Ask to view examples of reports on homes like the one you’re looking to buy.
Look for details specific to the home in the report; don’t be fooled by broad statements or generic maintenance recommendations. Home inspection reports do include maintenance recommendations, but there should be more to them than that.
They should also include photos and detailed descriptions of every problem found.
It shouldn’t come as a surprise that different house inspectors charge different fees. After you have found your top choices, get a quote from each.
Their quote should include their final estimated price and everything included in their inspection so that you can compare cost and value. One may be more expensive but offer a more thorough examination or extra tests.
According to HomeAdvisor, the average cost of a home inspection is between $280–$400, but you can use their home inspection cost calculator to determine averages based on your location.
Avoid These Red Flags
We’ve reviewed a lot of what to look for in a home inspector, but there are some red flags to watch out for as well.
Lack of Professional Liability Insurance
Errors and omissions insurance (or E&O insurance) is a type of professional liability insurance that protects home inspectors when they make a mistake or miss a major issue during a home inspection.
All professional home inspectors should have E&O insurance because it also protects you, the client. If you sue your inspector for an oversight that could cost you lots of money, and they are at fault, their insurance will ensure you receive your due compensation.
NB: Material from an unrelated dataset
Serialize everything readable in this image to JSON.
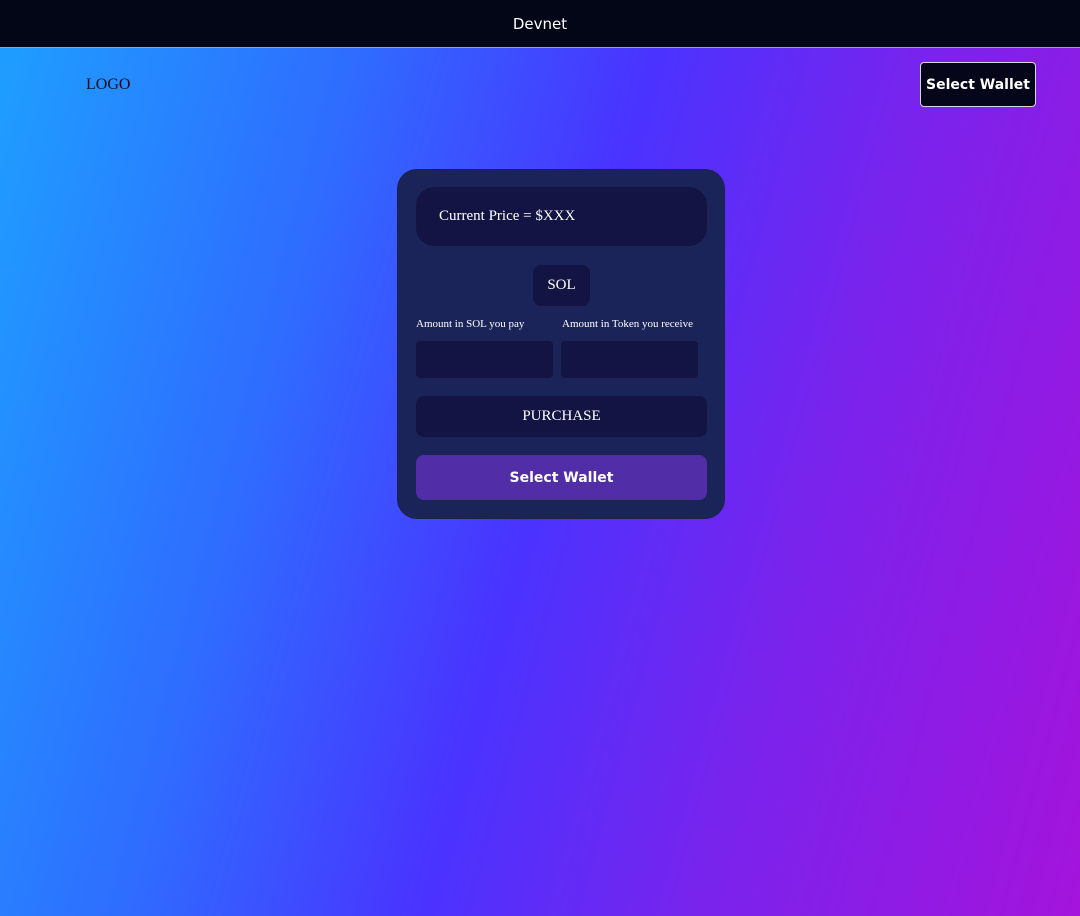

They should also have insurance to protect them if they are injured while performing the inspection.
They Also Sell Repairs
If a home inspection service also does home repairs, it is difficult to trust whether or not they are being honest in their inspection. They could make unnecessary recommendations to sell you their other services. Instead, choose a business or individual without a conflict of interest.
They Don’t Recommend You Attend the Inspection
One of the biggest red flags in home inspections is if the home inspector doesn’t think you should attend the inspection. A quality inspector won’t have anything to hide and would prefer that you attend so that you can better understand their report and your future home.
Choose Your Home Inspector With Care
The home inspector you choose will play a vital role in helping you find the right home to build your future. With the right inspector, you can buy your home knowing it’s safe and secure, that you got the best deal you could, and that you don’t have any big surprises coming your way any time soon.